Bodysuit tattooing

Gregs sole focus is aimed at semi-traditional Japanese bodysuit tattooing, which means bodysuit or one of the building blocks thereof.

The central piece of a Japanese bodysuit is the backpiece which occupies the whole bachside from neck till about 8 to 10 inches below the buttocks. This is the biggest area of the body that can be tattooed and viewed at one glimpse. The rest of the tattoos support the story you want to tell with the backpiece.

The subject matter is enhanced by background consisting of the elements spiral clouds, clouds, rocks, water, fire, waves and so called wind bars. Potentually you can add secondary elements to this to specifie passing tides or general atmosphere like cherryblossoms or maple leafs. Who then become a reoccuring element throughout the suit.

You can start and interrupt a Japanese bodysuit in several ways. Important to notice is that there are different ways to tattoo a man or a women.

For example you start with the backpiece. For a man with background, which makes it more powerfull. For a women we don't use the background so as to make it more feminine.

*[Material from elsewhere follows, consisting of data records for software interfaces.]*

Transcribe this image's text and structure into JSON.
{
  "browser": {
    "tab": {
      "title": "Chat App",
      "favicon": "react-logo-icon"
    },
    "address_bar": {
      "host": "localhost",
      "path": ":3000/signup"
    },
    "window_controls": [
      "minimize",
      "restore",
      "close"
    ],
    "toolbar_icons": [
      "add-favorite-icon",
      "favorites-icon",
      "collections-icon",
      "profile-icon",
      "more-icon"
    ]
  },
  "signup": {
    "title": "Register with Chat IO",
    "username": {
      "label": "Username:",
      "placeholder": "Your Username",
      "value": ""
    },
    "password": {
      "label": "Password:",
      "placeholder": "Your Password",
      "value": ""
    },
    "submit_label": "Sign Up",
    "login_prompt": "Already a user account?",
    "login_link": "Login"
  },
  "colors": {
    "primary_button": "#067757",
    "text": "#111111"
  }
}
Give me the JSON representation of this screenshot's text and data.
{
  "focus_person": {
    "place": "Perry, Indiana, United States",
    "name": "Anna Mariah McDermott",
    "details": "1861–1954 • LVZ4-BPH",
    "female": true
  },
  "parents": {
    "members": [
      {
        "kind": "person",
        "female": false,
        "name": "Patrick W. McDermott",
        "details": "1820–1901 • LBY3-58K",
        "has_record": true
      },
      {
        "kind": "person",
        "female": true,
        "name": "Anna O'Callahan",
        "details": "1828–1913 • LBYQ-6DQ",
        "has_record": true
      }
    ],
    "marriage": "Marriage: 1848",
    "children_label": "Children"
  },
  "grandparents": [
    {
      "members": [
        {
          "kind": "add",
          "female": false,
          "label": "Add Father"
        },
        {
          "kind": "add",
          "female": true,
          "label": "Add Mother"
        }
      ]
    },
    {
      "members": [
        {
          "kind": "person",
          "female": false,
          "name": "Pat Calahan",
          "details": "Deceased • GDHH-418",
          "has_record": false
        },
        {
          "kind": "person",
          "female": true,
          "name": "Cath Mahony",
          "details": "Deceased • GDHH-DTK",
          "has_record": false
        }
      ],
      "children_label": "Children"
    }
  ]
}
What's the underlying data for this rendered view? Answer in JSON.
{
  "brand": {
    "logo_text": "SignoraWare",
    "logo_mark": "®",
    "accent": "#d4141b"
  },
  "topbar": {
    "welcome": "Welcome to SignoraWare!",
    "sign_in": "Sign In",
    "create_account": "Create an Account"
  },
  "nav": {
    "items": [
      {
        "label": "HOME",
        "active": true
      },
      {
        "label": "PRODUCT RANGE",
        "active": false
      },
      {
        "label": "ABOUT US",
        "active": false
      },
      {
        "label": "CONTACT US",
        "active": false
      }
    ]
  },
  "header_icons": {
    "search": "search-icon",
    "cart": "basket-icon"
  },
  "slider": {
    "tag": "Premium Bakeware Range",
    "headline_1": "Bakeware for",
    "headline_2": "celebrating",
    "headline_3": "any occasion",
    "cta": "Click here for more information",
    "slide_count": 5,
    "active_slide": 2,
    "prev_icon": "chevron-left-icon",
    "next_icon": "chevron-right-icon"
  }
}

Next step are arms and chest. For males more chest, for a woman just a little more shoulder in the front going to the chest. Arms can be full sleeve, 3/4 or half-sleeve for males, for females always 3/4 sleeve because this gives it a distinguished feminine look.

Themes from left and right are sub-divided into feminine themes on the left and male themes on the right. An example is a dragon with an open mouth on the right, dragon mouth closed on the left. Another example a koi swimming up on the right, a koi swimming down on the left. The elements and the background of the arms are consistent with those on the back. Subject matter on the front correspond with the story of the backpiece.

This sequence is interchangable which means you can start arm/chest then other arm/chest followed with a backpiece. You can stop or pause at any moment. One sleeve is also very cool. And when that is finished you can still decide if you would like to continue. The good thing: it's an open ending and you decide. 2 sleeves? Superb! without the need to add anything else.

Are you continuing for the suit, then after backpiece and sleeves the side panels till about 1 or 2 inches above the knee get covered. Adding this to your backpiece you are now the proud owner of a so-called short suit. 3/4 or half sleeves fit best with a short suit. Did you go for full sleeves, it makes more sense to go for a full suit which intailes from ankles to neck to wrists. As a finalisation it is custom to taka a ' Shunga" small erotic, humoristic design in the armpits or between the thighs.

It's also possible to get long life symbols on your feet. Personal symbols can be added on the frontal mid-section of your side panels. Tattoos on hands and neck aren't really traditional Japanese but are becoming more common. Also sacred symbols on the top of the head within the hairline are becoming more frequent.

This is the way to a bodysuit in short. So it will take some time before you are actually ready. To get a short suit in 3 years time for example, is fairly quick. A full suit can take up to 5 to 10 years. Often one likes to pause and enjoy the open ending or simply save up for the next step in the process.

The latter can also be done in the shop; you can make regular downpayments as to always have enough credit do not disturb the process. The appointments are made every 1.,2,3 or 4 weeks, same day, same time. So as to establish a rhythm. This is most beneficial to the tattooist and yourself. And the result will be as such.

As the backgrounds and style of the tattooist in question remain constant you'll see this throughout the suit, and that's what makes a bodysuit a real bodysuit. A fully tattooed body from neck to ankles is not per se a bodysuit. That is only the case when the whole comes together and there is a harmony and a soft powerfull grace to be seen.

Suppose after two sleeves you want to change tattooist. In most cases this is not advicable, but in concideration it can yield a good result. At least always do it with respect and honouring the one who started your bodysuit story. Example: you got two cool sleeves from Greg and you would like a backpiece from Amar, Chris Garver, Horiyshi of whomever. Consider that top-tattooists mutually admire and respect each others tattoos so with some dialogue nobody loses face, which will enhance everybody's feeling of well-beeing. Not you in the least. Should you in the meanwhile whilst on holiday or as a token to a friend have a part tattooed that was destined for the bodysuit, the tattooist who started your suit can decide to not continue the tattoo. So be wise and honour the tattoo process. This works both ways, of course.


Greg Orie